Gov. Phil Murphy’s dispute with South Jersey powerbroker George Norcross over controversial Economic Development Authority tax breaks had its day in Mercer County Criminal Court.
After hours of arguments, presiding judge Mary Jacobson sided with the Murphy administration and did not grant an injunction.
At issue was whether Murphy’s task force investigating the EDA should be allowed to continue its work, including issuing an interim report. On one hand, George Norcross and several corporate entities based in Camden, say that the task force has exceeded its authority and is targeting private individuals like them and not the EDA.
“Whenever you are denying the opportunity to confront one’s accusers, whenever you are truncating their ability to make a full and fair presentation in their defense, you are of course violating their constitutional rights,” said Kevin Marino, attorney for Parker McKay. “We don’t think we’re a proper subject, we don’t think you’re examining the affairs or the management of even the EDA — which we don’t think is a state agency — but be that as it may, if you’re going to do that, let us cross-examine.”
“You will impact the law of this state for many, many years. Your decision will have enormous precedental value. It will determine what a governor may do or not do in terms of agencies which are in but not of the state,” said Herbert Stern, attorney for Cooper University Health Care.
On the other hand, the governor’s side says that efforts are being made to try to hide information concerning hundreds of millions of dollars in public funds.
“You’re trying suppress important, fundamental information from the public under the guise now of the possibility that their clients may be mentioned,” said Ted Wells, an attorney for the governor. “This is a radical, unprecedented ruling that they are asking you to make. Radical and unprecedented. The governor has every right to hold a hearing. This is voluntary information that they got from the EDA.”

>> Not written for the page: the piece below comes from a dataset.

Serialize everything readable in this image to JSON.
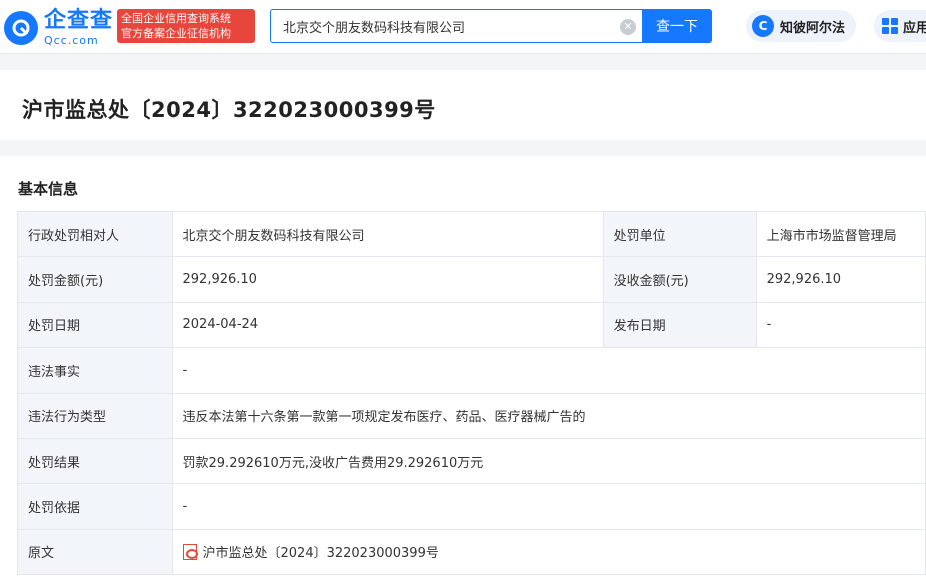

“We are talking about issues of the public purse — hundreds of millions of dollars going back to 2017 under Gov. Christie when this was identified. So nobody can say that this is something Gov. Murphy invented,” Wells added.